§ About this exercise
Each record below must be returned exactly as shown.

§ Provided records
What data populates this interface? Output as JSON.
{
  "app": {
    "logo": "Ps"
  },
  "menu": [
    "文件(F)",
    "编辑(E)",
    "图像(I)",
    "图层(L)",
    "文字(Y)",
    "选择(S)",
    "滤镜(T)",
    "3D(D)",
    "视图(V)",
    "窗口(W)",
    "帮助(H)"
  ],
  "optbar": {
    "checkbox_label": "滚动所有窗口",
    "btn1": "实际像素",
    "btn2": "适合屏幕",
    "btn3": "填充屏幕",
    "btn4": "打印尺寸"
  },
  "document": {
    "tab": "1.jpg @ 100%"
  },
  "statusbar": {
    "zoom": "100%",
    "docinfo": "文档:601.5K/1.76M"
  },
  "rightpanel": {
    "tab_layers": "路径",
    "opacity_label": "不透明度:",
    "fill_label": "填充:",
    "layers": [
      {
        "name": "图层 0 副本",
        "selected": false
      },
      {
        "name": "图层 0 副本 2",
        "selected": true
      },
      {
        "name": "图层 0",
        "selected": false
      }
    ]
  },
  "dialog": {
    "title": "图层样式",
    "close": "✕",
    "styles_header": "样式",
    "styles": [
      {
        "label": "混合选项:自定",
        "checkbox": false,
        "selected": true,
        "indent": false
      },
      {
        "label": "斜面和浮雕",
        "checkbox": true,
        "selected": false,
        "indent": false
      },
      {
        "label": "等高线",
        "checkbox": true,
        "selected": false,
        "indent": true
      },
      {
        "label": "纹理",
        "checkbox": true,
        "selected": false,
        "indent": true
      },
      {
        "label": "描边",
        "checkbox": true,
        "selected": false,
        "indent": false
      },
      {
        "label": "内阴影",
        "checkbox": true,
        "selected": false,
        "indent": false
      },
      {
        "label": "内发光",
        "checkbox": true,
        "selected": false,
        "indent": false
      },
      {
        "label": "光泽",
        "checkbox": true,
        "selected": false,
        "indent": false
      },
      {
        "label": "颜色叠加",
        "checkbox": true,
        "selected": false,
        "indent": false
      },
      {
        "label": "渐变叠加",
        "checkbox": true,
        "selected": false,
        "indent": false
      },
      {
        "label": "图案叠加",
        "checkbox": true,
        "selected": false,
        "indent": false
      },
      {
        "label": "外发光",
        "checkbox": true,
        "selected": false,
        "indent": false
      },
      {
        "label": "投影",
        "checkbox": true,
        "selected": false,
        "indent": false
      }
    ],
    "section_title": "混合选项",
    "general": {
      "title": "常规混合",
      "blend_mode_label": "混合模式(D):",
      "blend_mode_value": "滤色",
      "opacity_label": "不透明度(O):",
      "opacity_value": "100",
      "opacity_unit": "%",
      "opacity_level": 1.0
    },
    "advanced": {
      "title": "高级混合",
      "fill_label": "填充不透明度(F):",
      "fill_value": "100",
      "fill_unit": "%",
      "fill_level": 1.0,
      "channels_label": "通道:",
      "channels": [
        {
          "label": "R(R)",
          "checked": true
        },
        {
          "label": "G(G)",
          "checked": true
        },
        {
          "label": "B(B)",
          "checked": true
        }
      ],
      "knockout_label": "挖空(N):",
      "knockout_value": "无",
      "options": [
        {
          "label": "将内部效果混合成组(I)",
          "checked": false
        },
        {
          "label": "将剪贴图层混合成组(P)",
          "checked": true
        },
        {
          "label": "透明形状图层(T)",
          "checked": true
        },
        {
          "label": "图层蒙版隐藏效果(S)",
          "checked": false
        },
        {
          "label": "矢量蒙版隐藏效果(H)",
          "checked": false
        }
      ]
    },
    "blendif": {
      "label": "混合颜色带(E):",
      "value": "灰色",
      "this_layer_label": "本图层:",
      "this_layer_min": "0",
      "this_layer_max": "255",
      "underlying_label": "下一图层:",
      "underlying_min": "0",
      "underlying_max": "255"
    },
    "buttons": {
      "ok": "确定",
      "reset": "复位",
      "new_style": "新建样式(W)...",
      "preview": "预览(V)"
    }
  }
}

§ Output of the task
What data populates this interface? Output as JSON.
{
  "app": {
    "logo": "Ps"
  },
  "menu": [
    "文件(F)",
    "编辑(E)",
    "图像(I)",
    "图层(L)",
    "文字(Y)",
    "选择(S)",
    "滤镜(T)",
    "3D(D)",
    "视图(V)",
    "窗口(W)",
    "帮助(H)"
  ],
  "optbar": {
    "checkbox_label": "滚动所有窗口",
    "btn1": "实际像素",
    "btn2": "适合屏幕",
    "btn3": "填充屏幕",
    "btn4": "打印尺寸"
  },
  "document": {
    "tab": "1.jpg @ 100%"
  },
  "statusbar": {
    "zoom": "100%",
    "docinfo": "文档:601.5K/1.76M"
  },
  "rightpanel": {
    "tab_layers": "路径",
    "opacity_label": "不透明度:",
    "fill_label": "填充:",
    "layers": [
      {
        "name": "图层 0 副本",
        "selected": false
      },
      {
        "name": "图层 0 副本 2",
        "selected": true
      },
      {
        "name": "图层 0",
        "selected": false
      }
    ]
  },
  "dialog": {
    "title": "图层样式",
    "close": "✕",
    "styles_header": "样式",
    "styles": [
      {
        "label": "混合选项:自定",
        "checkbox": false,
        "selected": true,
        "indent": false
      },
      {
        "label": "斜面和浮雕",
        "checkbox": true,
        "selected": false,
        "indent": false
      },
      {
        "label": "等高线",
        "checkbox": true,
        "selected": false,
        "indent": true
      },
      {
        "label": "纹理",
        "checkbox": true,
        "selected": false,
        "indent": true
      },
      {
        "label": "描边",
        "checkbox": true,
        "selected": false,
        "indent": false
      },
      {
        "label": "内阴影",
        "checkbox": true,
        "selected": false,
        "indent": false
      },
      {
        "label": "内发光",
        "checkbox": true,
        "selected": false,
        "indent": false
      },
      {
        "label": "光泽",
        "checkbox": true,
        "selected": false,
        "indent": false
      },
      {
        "label": "颜色叠加",
        "checkbox": true,
        "selected": false,
        "indent": false
      },
      {
        "label": "渐变叠加",
        "checkbox": true,
        "selected": false,
        "indent": false
      },
      {
        "label": "图案叠加",
        "checkbox": true,
        "selected": false,
        "indent": false
      },
      {
        "label": "外发光",
        "checkbox": true,
        "selected": false,
        "indent": false
      },
      {
        "label": "投影",
        "checkbox": true,
        "selected": false,
        "indent": false
      }
    ],
    "section_title": "混合选项",
    "general": {
      "title": "常规混合",
      "blend_mode_label": "混合模式(D):",
      "blend_mode_value": "滤色",
      "opacity_label": "不透明度(O):",
      "opacity_value": "100",
      "opacity_unit": "%",
      "opacity_level": 1.0
    },
    "advanced": {
      "title": "高级混合",
      "fill_label": "填充不透明度(F):",
      "fill_value": "100",
      "fill_unit": "%",
      "fill_level": 1.0,
      "channels_label": "通道:",
      "channels": [
        {
          "label": "R(R)",
          "checked": true
        },
        {
          "label": "G(G)",
          "checked": true
        },
        {
          "label": "B(B)",
          "checked": true
        }
      ],
      "knockout_label": "挖空(N):",
      "knockout_value": "无",
      "options": [
        {
          "label": "将内部效果混合成组(I)",
          "checked": false
        },
        {
          "label": "将剪贴图层混合成组(P)",
          "checked": true
        },
        {
          "label": "透明形状图层(T)",
          "checked": true
        },
        {
          "label": "图层蒙版隐藏效果(S)",
          "checked": false
        },
        {
          "label": "矢量蒙版隐藏效果(H)",
          "checked": false
        }
      ]
    },
    "blendif": {
      "label": "混合颜色带(E):",
      "value": "灰色",
      "this_layer_label": "本图层:",
      "this_layer_min": "0",
      "this_layer_max": "255",
      "underlying_label": "下一图层:",
      "underlying_min": "0",
      "underlying_max": "255"
    },
    "buttons": {
      "ok": "确定",
      "reset": "复位",
      "new_style": "新建样式(W)...",
      "preview": "预览(V)"
    }
  }
}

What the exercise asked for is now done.